Data about app and page elements
——————————
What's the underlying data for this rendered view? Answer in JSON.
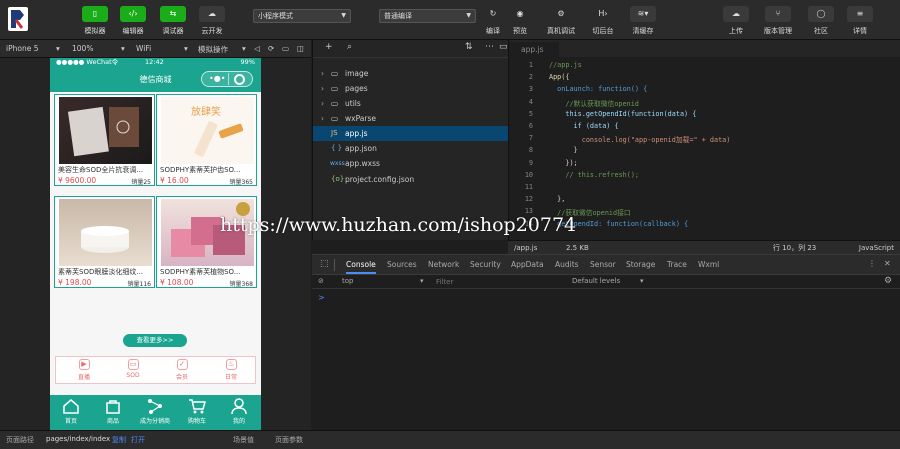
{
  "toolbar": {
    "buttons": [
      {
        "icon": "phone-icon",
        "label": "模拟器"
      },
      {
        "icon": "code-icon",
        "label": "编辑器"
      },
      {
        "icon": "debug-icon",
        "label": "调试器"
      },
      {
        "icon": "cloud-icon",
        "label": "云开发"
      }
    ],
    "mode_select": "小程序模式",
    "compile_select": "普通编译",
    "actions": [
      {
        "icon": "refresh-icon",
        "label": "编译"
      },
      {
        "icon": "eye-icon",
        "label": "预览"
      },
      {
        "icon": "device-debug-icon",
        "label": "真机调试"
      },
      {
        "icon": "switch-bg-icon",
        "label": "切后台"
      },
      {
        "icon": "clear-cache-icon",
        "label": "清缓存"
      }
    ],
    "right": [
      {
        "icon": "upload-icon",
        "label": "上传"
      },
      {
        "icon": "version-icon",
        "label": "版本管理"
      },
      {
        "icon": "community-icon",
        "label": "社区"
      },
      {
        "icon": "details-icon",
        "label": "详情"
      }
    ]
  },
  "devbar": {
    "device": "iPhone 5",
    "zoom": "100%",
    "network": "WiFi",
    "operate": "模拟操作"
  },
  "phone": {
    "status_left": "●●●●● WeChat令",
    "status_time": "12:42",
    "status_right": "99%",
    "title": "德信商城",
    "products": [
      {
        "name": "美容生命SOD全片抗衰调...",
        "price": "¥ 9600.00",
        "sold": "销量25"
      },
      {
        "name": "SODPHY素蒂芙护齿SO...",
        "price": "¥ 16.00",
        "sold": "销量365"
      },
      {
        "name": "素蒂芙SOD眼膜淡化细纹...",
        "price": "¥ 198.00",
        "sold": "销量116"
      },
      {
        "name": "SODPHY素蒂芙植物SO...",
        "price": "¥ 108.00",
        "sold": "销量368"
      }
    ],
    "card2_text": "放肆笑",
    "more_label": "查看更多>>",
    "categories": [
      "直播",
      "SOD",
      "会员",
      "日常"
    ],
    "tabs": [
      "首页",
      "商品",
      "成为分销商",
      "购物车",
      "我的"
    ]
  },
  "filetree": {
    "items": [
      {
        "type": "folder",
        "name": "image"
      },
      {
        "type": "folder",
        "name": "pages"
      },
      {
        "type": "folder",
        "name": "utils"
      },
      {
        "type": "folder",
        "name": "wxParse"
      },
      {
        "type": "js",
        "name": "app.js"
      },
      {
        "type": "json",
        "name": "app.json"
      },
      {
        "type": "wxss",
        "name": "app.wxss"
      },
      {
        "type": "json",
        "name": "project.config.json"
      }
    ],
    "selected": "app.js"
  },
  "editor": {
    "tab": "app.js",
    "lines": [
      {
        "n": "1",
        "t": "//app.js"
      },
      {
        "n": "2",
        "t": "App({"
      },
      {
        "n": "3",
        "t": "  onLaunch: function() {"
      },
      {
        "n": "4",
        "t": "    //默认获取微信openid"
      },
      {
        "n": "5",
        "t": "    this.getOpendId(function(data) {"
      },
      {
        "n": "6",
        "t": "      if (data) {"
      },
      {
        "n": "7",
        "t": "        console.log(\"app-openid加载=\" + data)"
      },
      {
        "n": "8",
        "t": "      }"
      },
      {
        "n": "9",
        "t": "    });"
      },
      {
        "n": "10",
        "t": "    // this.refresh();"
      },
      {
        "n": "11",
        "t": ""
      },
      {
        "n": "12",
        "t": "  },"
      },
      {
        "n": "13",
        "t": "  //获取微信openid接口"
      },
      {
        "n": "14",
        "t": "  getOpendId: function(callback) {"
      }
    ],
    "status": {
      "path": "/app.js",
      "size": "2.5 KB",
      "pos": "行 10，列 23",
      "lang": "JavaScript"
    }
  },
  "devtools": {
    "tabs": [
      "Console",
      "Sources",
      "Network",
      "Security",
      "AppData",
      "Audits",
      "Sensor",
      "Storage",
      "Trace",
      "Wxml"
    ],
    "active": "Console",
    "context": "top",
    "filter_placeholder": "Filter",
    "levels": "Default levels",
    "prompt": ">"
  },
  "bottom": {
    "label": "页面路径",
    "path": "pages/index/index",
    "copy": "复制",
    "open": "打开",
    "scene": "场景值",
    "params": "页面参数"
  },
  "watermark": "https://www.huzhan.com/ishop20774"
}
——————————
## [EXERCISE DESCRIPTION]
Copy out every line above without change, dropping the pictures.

## [RESPONSE BELOW]
What's the underlying data for this rendered view? Answer in JSON.
{
  "toolbar": {
    "buttons": [
      {
        "icon": "phone-icon",
        "label": "模拟器"
      },
      {
        "icon": "code-icon",
        "label": "编辑器"
      },
      {
        "icon": "debug-icon",
        "label": "调试器"
      },
      {
        "icon": "cloud-icon",
        "label": "云开发"
      }
    ],
    "mode_select": "小程序模式",
    "compile_select": "普通编译",
    "actions": [
      {
        "icon": "refresh-icon",
        "label": "编译"
      },
      {
        "icon": "eye-icon",
        "label": "预览"
      },
      {
        "icon": "device-debug-icon",
        "label": "真机调试"
      },
      {
        "icon": "switch-bg-icon",
        "label": "切后台"
      },
      {
        "icon": "clear-cache-icon",
        "label": "清缓存"
      }
    ],
    "right": [
      {
        "icon": "upload-icon",
        "label": "上传"
      },
      {
        "icon": "version-icon",
        "label": "版本管理"
      },
      {
        "icon": "community-icon",
        "label": "社区"
      },
      {
        "icon": "details-icon",
        "label": "详情"
      }
    ]
  },
  "devbar": {
    "device": "iPhone 5",
    "zoom": "100%",
    "network": "WiFi",
    "operate": "模拟操作"
  },
  "phone": {
    "status_left": "●●●●● WeChat令",
    "status_time": "12:42",
    "status_right": "99%",
    "title": "德信商城",
    "products": [
      {
        "name": "美容生命SOD全片抗衰调...",
        "price": "¥ 9600.00",
        "sold": "销量25"
      },
      {
        "name": "SODPHY素蒂芙护齿SO...",
        "price": "¥ 16.00",
        "sold": "销量365"
      },
      {
        "name": "素蒂芙SOD眼膜淡化细纹...",
        "price": "¥ 198.00",
        "sold": "销量116"
      },
      {
        "name": "SODPHY素蒂芙植物SO...",
        "price": "¥ 108.00",
        "sold": "销量368"
      }
    ],
    "card2_text": "放肆笑",
    "more_label": "查看更多>>",
    "categories": [
      "直播",
      "SOD",
      "会员",
      "日常"
    ],
    "tabs": [
      "首页",
      "商品",
      "成为分销商",
      "购物车",
      "我的"
    ]
  },
  "filetree": {
    "items": [
      {
        "type": "folder",
        "name": "image"
      },
      {
        "type": "folder",
        "name": "pages"
      },
      {
        "type": "folder",
        "name": "utils"
      },
      {
        "type": "folder",
        "name": "wxParse"
      },
      {
        "type": "js",
        "name": "app.js"
      },
      {
        "type": "json",
        "name": "app.json"
      },
      {
        "type": "wxss",
        "name": "app.wxss"
      },
      {
        "type": "json",
        "name": "project.config.json"
      }
    ],
    "selected": "app.js"
  },
  "editor": {
    "tab": "app.js",
    "lines": [
      {
        "n": "1",
        "t": "//app.js"
      },
      {
        "n": "2",
        "t": "App({"
      },
      {
        "n": "3",
        "t": "  onLaunch: function() {"
      },
      {
        "n": "4",
        "t": "    //默认获取微信openid"
      },
      {
        "n": "5",
        "t": "    this.getOpendId(function(data) {"
      },
      {
        "n": "6",
        "t": "      if (data) {"
      },
      {
        "n": "7",
        "t": "        console.log(\"app-openid加载=\" + data)"
      },
      {
        "n": "8",
        "t": "      }"
      },
      {
        "n": "9",
        "t": "    });"
      },
      {
        "n": "10",
        "t": "    // this.refresh();"
      },
      {
        "n": "11",
        "t": ""
      },
      {
        "n": "12",
        "t": "  },"
      },
      {
        "n": "13",
        "t": "  //获取微信openid接口"
      },
      {
        "n": "14",
        "t": "  getOpendId: function(callback) {"
      }
    ],
    "status": {
      "path": "/app.js",
      "size": "2.5 KB",
      "pos": "行 10，列 23",
      "lang": "JavaScript"
    }
  },
  "devtools": {
    "tabs": [
      "Console",
      "Sources",
      "Network",
      "Security",
      "AppData",
      "Audits",
      "Sensor",
      "Storage",
      "Trace",
      "Wxml"
    ],
    "active": "Console",
    "context": "top",
    "filter_placeholder": "Filter",
    "levels": "Default levels",
    "prompt": ">"
  },
  "bottom": {
    "label": "页面路径",
    "path": "pages/index/index",
    "copy": "复制",
    "open": "打开",
    "scene": "场景值",
    "params": "页面参数"
  },
  "watermark": "https://www.huzhan.com/ishop20774"
}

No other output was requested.